Tell me this young lad dosn't beleive what hes writing.He shows a real lack of experience and a greater lack of patience! These are the the kind of articles I have to gaurd against when teaching some one to white tail hunt.The guy got lucky and stumbled accross a buck bedded down no rocket science here.
If the picture fits the article I agree with sawman, not exactly what I would call 'The Buck of a Lifetime'! I know alot of guys who would have even watch that one walk away to see what followed his tarsals. Besides if a trophy is the name of your game, first I am sorry, secondly you have to earn it. Not limiting yourself to one season or even one weapon is something to consider. I tried shotgun and it seemed to be unfair, I switched to compound bow with a stand and scents, that was better but still didnot seem to have any 'hunt' to it. Right now I am attempting Stalk hunting and it really adds to the connection to the game. My buds joke that someday I'll be out there with just my pocket knife, I'll just add that I never go out on a hunt until I trust my use of my weapon to be one shot, one kill.
Gotta admit never hunted eastern white tail.
Consistance is not a reward to hunting I look for, if I need the food I know how to kill it. But until I know the animal I have to learn everyting about it. Actions, reactions, even stupid mistakes. I'd like to say any one can 'plug' a deer from a height they won't be seen if they wait long enough or get lucky, but I've heard some dumb/unlucky stories. Best of all it seems not many people realize a deer will drop a certain amount when the shot is fired. Lot of lost wounded to die deer up here that way.
I've hunted New York's Steuben County but not down by the PA border. However, many natives up there do indeed state that when the NY season opens, deer cross the border into PA and visa versa once the PA season opens and hunting pressure in NY has slacked off.
While there are many record book whitetails to be taken in NY, the truth is that most hunters cannot afford to be choosy in NY. It's not unusual to go several seasons without seeing a buck.
I tend to doubt that deer "know" where it's safe to be, whether it be across state borders or otherwise. Certainly hunting pressure can "move" deer from place to place, but their flight is simply a reaction and where they go likely has more to do with wind direction than anything else. The photo (of a mounted deer head) taken out in the snow, is a bit tacky too. Take a camera along when hunting, next time!

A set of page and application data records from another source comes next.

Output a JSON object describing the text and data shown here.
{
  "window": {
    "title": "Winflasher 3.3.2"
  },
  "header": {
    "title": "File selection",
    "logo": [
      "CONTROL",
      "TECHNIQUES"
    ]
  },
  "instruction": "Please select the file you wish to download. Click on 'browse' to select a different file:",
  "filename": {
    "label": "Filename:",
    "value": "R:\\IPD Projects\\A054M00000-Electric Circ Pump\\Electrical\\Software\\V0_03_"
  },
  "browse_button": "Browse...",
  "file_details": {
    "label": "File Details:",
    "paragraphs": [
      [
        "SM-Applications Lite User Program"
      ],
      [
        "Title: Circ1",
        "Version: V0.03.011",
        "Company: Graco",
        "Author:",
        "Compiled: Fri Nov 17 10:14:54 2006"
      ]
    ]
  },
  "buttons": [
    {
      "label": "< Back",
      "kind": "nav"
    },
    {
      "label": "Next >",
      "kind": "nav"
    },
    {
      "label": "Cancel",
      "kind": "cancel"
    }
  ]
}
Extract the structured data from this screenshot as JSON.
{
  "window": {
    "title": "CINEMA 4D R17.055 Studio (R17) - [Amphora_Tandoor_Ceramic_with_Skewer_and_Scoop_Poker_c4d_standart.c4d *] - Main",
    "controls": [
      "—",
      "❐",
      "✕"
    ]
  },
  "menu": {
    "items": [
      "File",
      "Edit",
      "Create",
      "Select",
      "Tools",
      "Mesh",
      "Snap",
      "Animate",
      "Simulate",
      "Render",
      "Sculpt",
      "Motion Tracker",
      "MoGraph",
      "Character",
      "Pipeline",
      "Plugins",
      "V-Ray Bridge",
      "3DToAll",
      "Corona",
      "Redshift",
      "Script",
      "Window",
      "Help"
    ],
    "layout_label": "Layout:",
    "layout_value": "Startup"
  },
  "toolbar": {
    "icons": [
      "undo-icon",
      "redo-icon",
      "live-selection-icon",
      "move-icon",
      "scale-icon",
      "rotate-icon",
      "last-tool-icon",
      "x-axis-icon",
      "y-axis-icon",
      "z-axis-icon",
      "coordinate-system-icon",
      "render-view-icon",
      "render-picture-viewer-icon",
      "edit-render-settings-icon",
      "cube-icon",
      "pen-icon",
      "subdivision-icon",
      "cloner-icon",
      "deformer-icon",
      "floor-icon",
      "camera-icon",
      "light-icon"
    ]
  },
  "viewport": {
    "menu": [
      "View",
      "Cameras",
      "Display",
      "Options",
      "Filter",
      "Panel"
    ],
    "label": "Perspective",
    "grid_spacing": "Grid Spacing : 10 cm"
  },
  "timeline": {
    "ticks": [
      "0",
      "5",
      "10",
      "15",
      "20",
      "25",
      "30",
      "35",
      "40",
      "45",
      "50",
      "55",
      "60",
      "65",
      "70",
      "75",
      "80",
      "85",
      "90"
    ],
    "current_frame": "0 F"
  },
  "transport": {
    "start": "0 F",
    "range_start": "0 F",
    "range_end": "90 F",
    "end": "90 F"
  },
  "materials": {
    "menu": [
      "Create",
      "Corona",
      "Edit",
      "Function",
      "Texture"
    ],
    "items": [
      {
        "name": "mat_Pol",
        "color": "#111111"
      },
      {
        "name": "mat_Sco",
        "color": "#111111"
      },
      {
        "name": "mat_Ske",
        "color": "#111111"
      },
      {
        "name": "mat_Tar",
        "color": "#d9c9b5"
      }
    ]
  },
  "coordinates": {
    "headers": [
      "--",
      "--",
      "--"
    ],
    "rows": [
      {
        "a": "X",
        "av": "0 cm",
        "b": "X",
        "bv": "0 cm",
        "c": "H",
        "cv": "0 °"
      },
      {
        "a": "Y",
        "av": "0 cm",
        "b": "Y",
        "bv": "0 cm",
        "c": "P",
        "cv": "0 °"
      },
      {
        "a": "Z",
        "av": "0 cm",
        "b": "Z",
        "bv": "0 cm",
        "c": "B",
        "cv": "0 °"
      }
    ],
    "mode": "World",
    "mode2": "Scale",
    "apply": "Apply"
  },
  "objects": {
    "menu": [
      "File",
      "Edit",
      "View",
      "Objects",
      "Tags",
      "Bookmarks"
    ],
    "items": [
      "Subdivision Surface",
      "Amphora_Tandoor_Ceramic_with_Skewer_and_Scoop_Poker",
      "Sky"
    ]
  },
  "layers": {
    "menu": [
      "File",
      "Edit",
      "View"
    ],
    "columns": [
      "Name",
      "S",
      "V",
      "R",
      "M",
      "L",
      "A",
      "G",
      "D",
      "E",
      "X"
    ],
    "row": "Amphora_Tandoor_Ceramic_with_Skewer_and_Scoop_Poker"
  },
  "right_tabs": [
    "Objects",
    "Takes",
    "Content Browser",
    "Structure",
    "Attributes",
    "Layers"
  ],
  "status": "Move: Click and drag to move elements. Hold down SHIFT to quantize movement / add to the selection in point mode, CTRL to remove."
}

Jim111 I agree with you in saying that hunting pressure can move deer but I have to disagree with you when saying that deer don't know where the safe places are. I believe the older smarter deer especially the big bucks know where to go. How often do you hunt a spot and all of a sudden you see a track of a huge deer and it seems to just appear. I know when the rut sets in the bucks are on the move but where are they before this time. I know here in Nova Scotia seeing big bruisers in the wide open fields is very seldom and if you do it is often in the summer time. Come fall they are nowhere to be found. I believe they go to their safe areas or homes. Younger bucks can be seen but those mature bucks are gone. It is because of this that I believe that they do know where safe areas are. Maybe it is because of hunting pressure they recieved when they were young but I think they know what they are doing. Why else to they grow to be so big? Oh by the way I thought that article was very general. Heck anybody could have wrote that. And yes have a camera with you when you are in the woods, I hope he didn't think he could trick anyone with that picture.
I think maybe this was an essay written for a 6 th grade English course about a kid on his 1st Deer hunt
I'm with you 152, those Big Bucks know exactly where it is safe. They know every broken limb on their trail, every squirrel that lives in the area, every possible route from one place to another, every water hole, how many leaves are on every tree they pass, the square root of 576, your mama's middle name, everything
They are also masters of disguise and have more unnerving patience than any other animal I have ever seen. You could walk right past a large buck at 20yds and never know it. I've had that happen several times. They are like a pheasant in the regards that they won't take flight until they absolutely have to
Young bucks are a completely different, but if you want a true challenge go after his Granddaddy, and GOOD LUCK!!!
Good points. Big bucks tend to find a very obscure place to reside when the pressure heats up. That can mean heavy timber in the north and east or gulleys and sage stands in the west. This article is BS in my opinion. Tacky photo. Look in the most out of the way place and you might be surprised. I once shot a nice 4x5 135-140 class whitetail with a slug gun in western MN at about 20 feet. He was burrowed into the side of a drainage ditch used to clear lowlands of water. His antlers were full of grass and I dont believe he would've moved unless the doe that was with him didn't bolt. Strange places!
There can be too much of a good thing with antler rattling.
I like to hit the horns together for a good 30- to 40-second rattling sequence and then hang them up and resist the urge to hit them again.
This works to the hunter's advantage, because if a buck has heard it, he may have been 300 or 400 yards away and he comes in and he's not exactly sure where it came from.
When finally is time to rattle again throw a slight change-up into the routine.
The second time, don't rattle as loud...